To our pleased surprise no one in the audience jeered or called us commies, in fact some were writing down the sources we offered.

As the program let out (more than 30 minutes before it’s scheduled end time — with an opposing, real world presence in the room, event organizers seemed eager to clear out), a couple of friendly-looking older ladies stopped us to talk.

They wanted to hear more about where they could turn to find information on the health care law, because, as it turned out, one of them needs to sign up.

We talked about how to comparison shop on, how the premium credits work and the important enrollment deadlines to keep in mind.

The conversation took a twist when we were tamping down scary misinformation they had gotten from a viral e-mail about “Obamacare” allegedly causing folks to lose their homes.

One of the ladies talked about how she couldn’t get good information anymore because “conservatives” were being removed from the radio for being “too conservative.”

I said that last I checked, the airwaves were blanketed with voices from the right and that there certainly weren’t many coming from other perspectives.

When I suggested that such sources should not be trusted as news because they were really entertainment, she was visibly taken aback.

“Is it?… Is it entertainment?”

She was willing to say that Rush Limbaugh and Glenn Beck had gone too far to sensationalism but was deeply affected by not being able to hear her favorite right-wing talker, Rusty Humphries.

“I hope he’s alive,” she worried. “He had Senators and Congressman on his show to talk,” implying that alone made his and their message bi-partisan and the information they conveyed accurate and useful.

The problem, of course, is that Tea Party politicians are reading from the same delusional talking points as right-wing pundits and corporate-funded front groups.

But for a lot of people, hearing words from official-looking and authorative-sounding voices constitutes “news” and therefore, credible information they act on in the real world (ex: not signing up for health care when you need it because all you’ve heard are scary lies). 

What was even more revealing, though, was the deep, emotional connection this woman had to the right-wing talkers she’d so religiously turned to — not just for information, but for company, companionship. They weren’t just voices coming from the radio, they were part of her inner circle — and she part of their’s. That meant something to her, not on a political level, but on an emotional one.

These media figures have the power to generate an emotional allegiance in listeners that pulls them away from family and friends and neighbors who aren’t part of that world, especially in our increasingly fractured and isolated culture.
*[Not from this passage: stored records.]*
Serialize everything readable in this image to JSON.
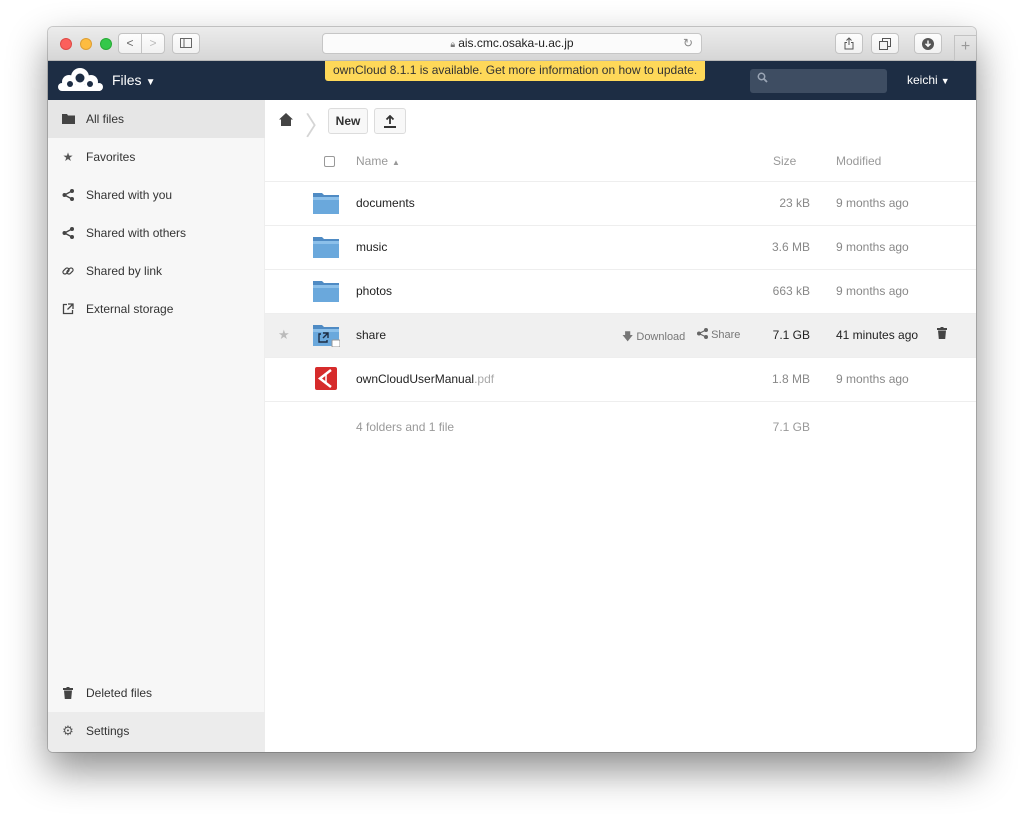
{
  "browser": {
    "url": "ais.cmc.osaka-u.ac.jp",
    "back_label": "<",
    "forward_label": ">"
  },
  "header": {
    "app_name": "Files",
    "caret": "▼",
    "update_notice": "ownCloud 8.1.1 is available. Get more information on how to update.",
    "user": "keichi",
    "user_caret": "▼"
  },
  "sidebar": {
    "items": [
      {
        "label": "All files",
        "icon": "folder-icon"
      },
      {
        "label": "Favorites",
        "icon": "star-icon"
      },
      {
        "label": "Shared with you",
        "icon": "share-icon"
      },
      {
        "label": "Shared with others",
        "icon": "share-icon"
      },
      {
        "label": "Shared by link",
        "icon": "link-icon"
      },
      {
        "label": "External storage",
        "icon": "external-icon"
      }
    ],
    "deleted": "Deleted files",
    "settings": "Settings"
  },
  "toolbar": {
    "new_label": "New"
  },
  "table": {
    "headers": {
      "name": "Name",
      "sort_arrow": "▲",
      "size": "Size",
      "modified": "Modified"
    },
    "rows": [
      {
        "name": "documents",
        "ext": "",
        "size": "23 kB",
        "modified": "9 months ago",
        "type": "folder"
      },
      {
        "name": "music",
        "ext": "",
        "size": "3.6 MB",
        "modified": "9 months ago",
        "type": "folder"
      },
      {
        "name": "photos",
        "ext": "",
        "size": "663 kB",
        "modified": "9 months ago",
        "type": "folder"
      },
      {
        "name": "share",
        "ext": "",
        "size": "7.1 GB",
        "modified": "41 minutes ago",
        "type": "external-folder",
        "download_label": "Download",
        "share_label": "Share"
      },
      {
        "name": "ownCloudUserManual",
        "ext": ".pdf",
        "size": "1.8 MB",
        "modified": "9 months ago",
        "type": "pdf"
      }
    ],
    "summary": {
      "text": "4 folders and 1 file",
      "size": "7.1 GB"
    }
  },
  "colors": {
    "header_bg": "#1d2d44",
    "banner_bg": "#fed859",
    "folder_blue": "#5b9bd5",
    "pdf_red": "#d62b2b"
  }
}
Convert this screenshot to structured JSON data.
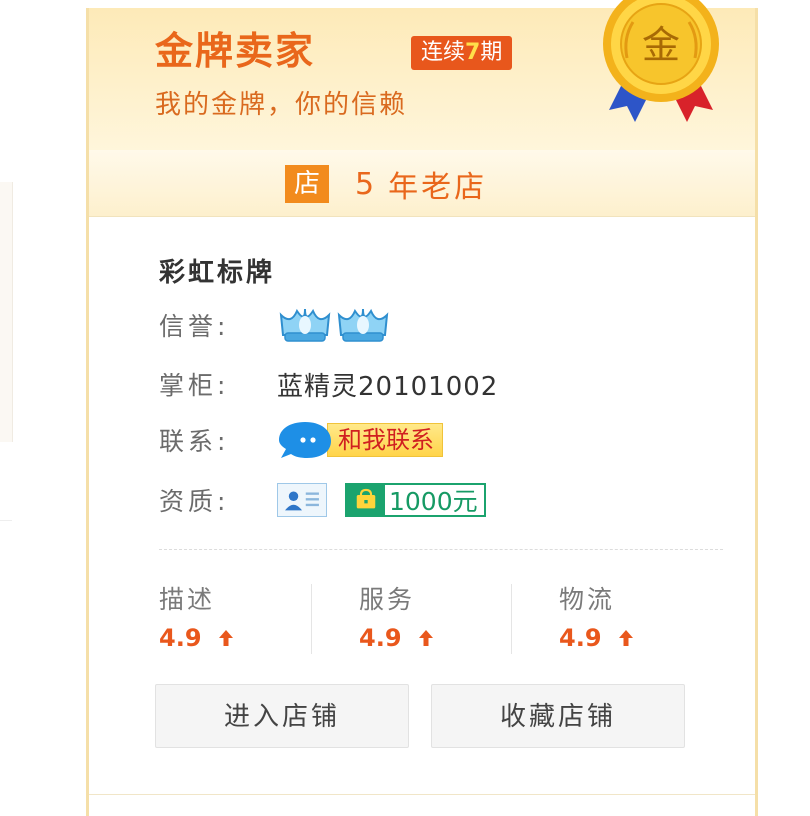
{
  "header": {
    "title": "金牌卖家",
    "streak_prefix": "连续",
    "streak_number": "7",
    "streak_suffix": "期",
    "slogan": "我的金牌，你的信赖",
    "medal_char": "金"
  },
  "shop_age": {
    "badge": "店",
    "years": "5",
    "text": "年老店"
  },
  "shop": {
    "name": "彩虹标牌",
    "reputation_label": "信誉:",
    "reputation_icon": "blue-crown-icon",
    "reputation_count": 2,
    "owner_label": "掌柜:",
    "owner_name": "蓝精灵20101002",
    "contact_label": "联系:",
    "contact_button": "和我联系",
    "qualification_label": "资质:",
    "deposit_amount": "1000元"
  },
  "ratings": [
    {
      "name": "描述",
      "score": "4.9"
    },
    {
      "name": "服务",
      "score": "4.9"
    },
    {
      "name": "物流",
      "score": "4.9"
    }
  ],
  "actions": {
    "enter_shop": "进入店铺",
    "favorite_shop": "收藏店铺"
  },
  "colors": {
    "accent_orange": "#e9671b",
    "streak_bg": "#e8571c",
    "rating_red": "#e9571c",
    "deposit_green": "#1ba36e"
  }
}
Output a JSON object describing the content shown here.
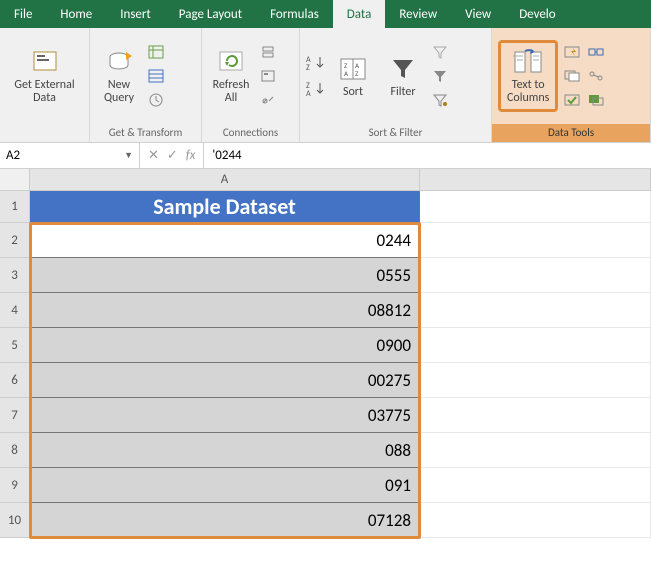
{
  "tabs": {
    "file": "File",
    "home": "Home",
    "insert": "Insert",
    "page_layout": "Page Layout",
    "formulas": "Formulas",
    "data": "Data",
    "review": "Review",
    "view": "View",
    "develo": "Develo"
  },
  "ribbon": {
    "ext": {
      "label": "Get External\nData"
    },
    "newq": {
      "label": "New\nQuery"
    },
    "getxform": "Get & Transform",
    "refresh": {
      "label": "Refresh\nAll"
    },
    "connections": "Connections",
    "sort": "Sort",
    "filter": "Filter",
    "sortfilter": "Sort & Filter",
    "text_to_columns": "Text to\nColumns",
    "data_tools": "Data Tools"
  },
  "formula_bar": {
    "name": "A2",
    "fx": "fx",
    "value": "'0244"
  },
  "grid": {
    "col_a": "A",
    "header_cell": "Sample Dataset",
    "rows": [
      "0244",
      "0555",
      "08812",
      "0900",
      "00275",
      "03775",
      "088",
      "091",
      "07128"
    ]
  }
}
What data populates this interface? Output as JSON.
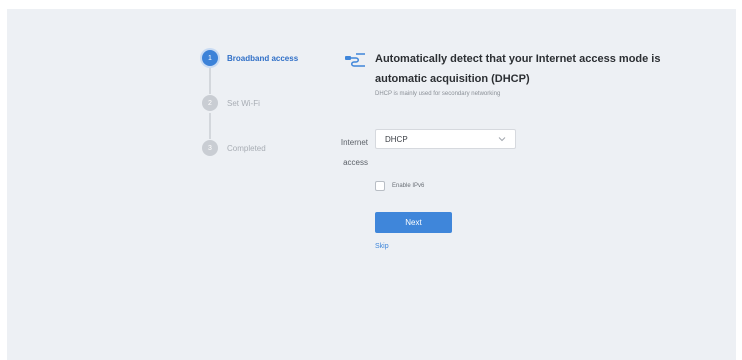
{
  "stepper": {
    "steps": [
      {
        "number": "1",
        "label": "Broadband access",
        "state": "active"
      },
      {
        "number": "2",
        "label": "Set Wi-Fi",
        "state": "inactive"
      },
      {
        "number": "3",
        "label": "Completed",
        "state": "inactive"
      }
    ]
  },
  "main": {
    "icon": "router-icon",
    "title": "Automatically detect that your Internet access mode is automatic acquisition (DHCP)",
    "subtitle": "DHCP is mainly used for secondary networking",
    "internet_access": {
      "label_line1": "Internet",
      "label_line2": "access",
      "selected": "DHCP",
      "dropdown_icon": "chevron-down-icon"
    },
    "ipv6": {
      "label": "Enable IPv6",
      "checked": false
    },
    "next_label": "Next",
    "skip_label": "Skip"
  },
  "colors": {
    "accent": "#3f86da",
    "panel_background": "#edf0f4",
    "inactive_step": "#c9cdd3"
  }
}
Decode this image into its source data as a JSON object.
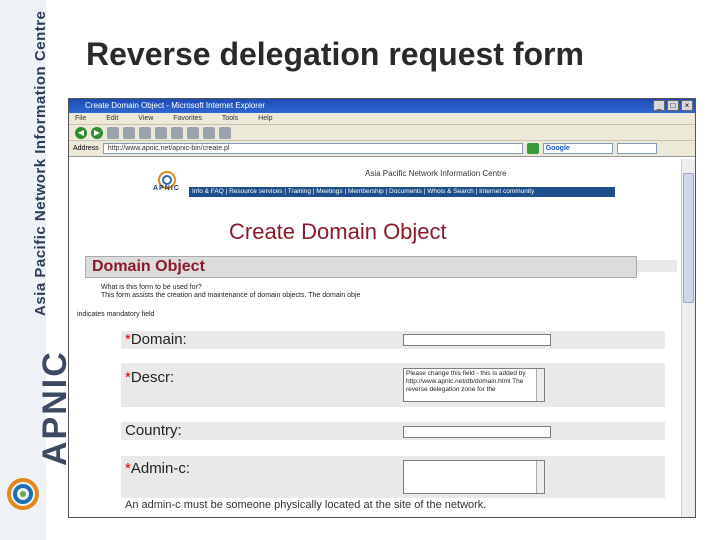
{
  "slide": {
    "title": "Reverse delegation request form",
    "side_text": "Asia Pacific Network Information Centre",
    "side_logo": "APNIC"
  },
  "browser": {
    "window_title": "Create Domain Object - Microsoft Internet Explorer",
    "menu": [
      "File",
      "Edit",
      "View",
      "Favorites",
      "Tools",
      "Help"
    ],
    "address_label": "Address",
    "address_value": "http://www.apnic.net/apnic-bin/create.pl",
    "google_label": "Google"
  },
  "apnic_header": {
    "center_name": "Asia Pacific Network Information Centre",
    "logo_text": "APNIC",
    "nav": "Info & FAQ | Resource services | Training | Meetings | Membership | Documents | Whois & Search | Internet community"
  },
  "page": {
    "heading": "Create Domain Object",
    "section_title": "Domain Object",
    "faq_question": "What is this form to be used for?",
    "faq_answer": "This form assists the creation and maintenance of domain objects. The domain obje",
    "mandatory_note": "indicates mandatory field",
    "fields": [
      {
        "star": "*",
        "label": "Domain:"
      },
      {
        "star": "*",
        "label": "Descr:",
        "value": "Please change this field - this is added by http://www.apnic.net/db/domain.html The reverse delegation zone for the"
      },
      {
        "star": "",
        "label": "Country:"
      },
      {
        "star": "*",
        "label": "Admin-c:"
      }
    ],
    "admin_note": "An admin-c must be someone physically located at the site of the network."
  },
  "colors": {
    "heading": "#8b1a2b",
    "nav_strip": "#1e4f8c",
    "titlebar": "#2f66d0"
  }
}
Here was a nice lady looking for real answers and a real connection; feeling adrift not knowing where to turn or how to replace what she felt she was losing with her favorite right-wing talker leaving the air.

We left with a greater realization that the work that needs to be done lies not just in debunking virulent misinformation but in rebuilding the community, civic and interpersonal connections the breakdown of which have left a void filled by the false community of toxic and manipulative media influences.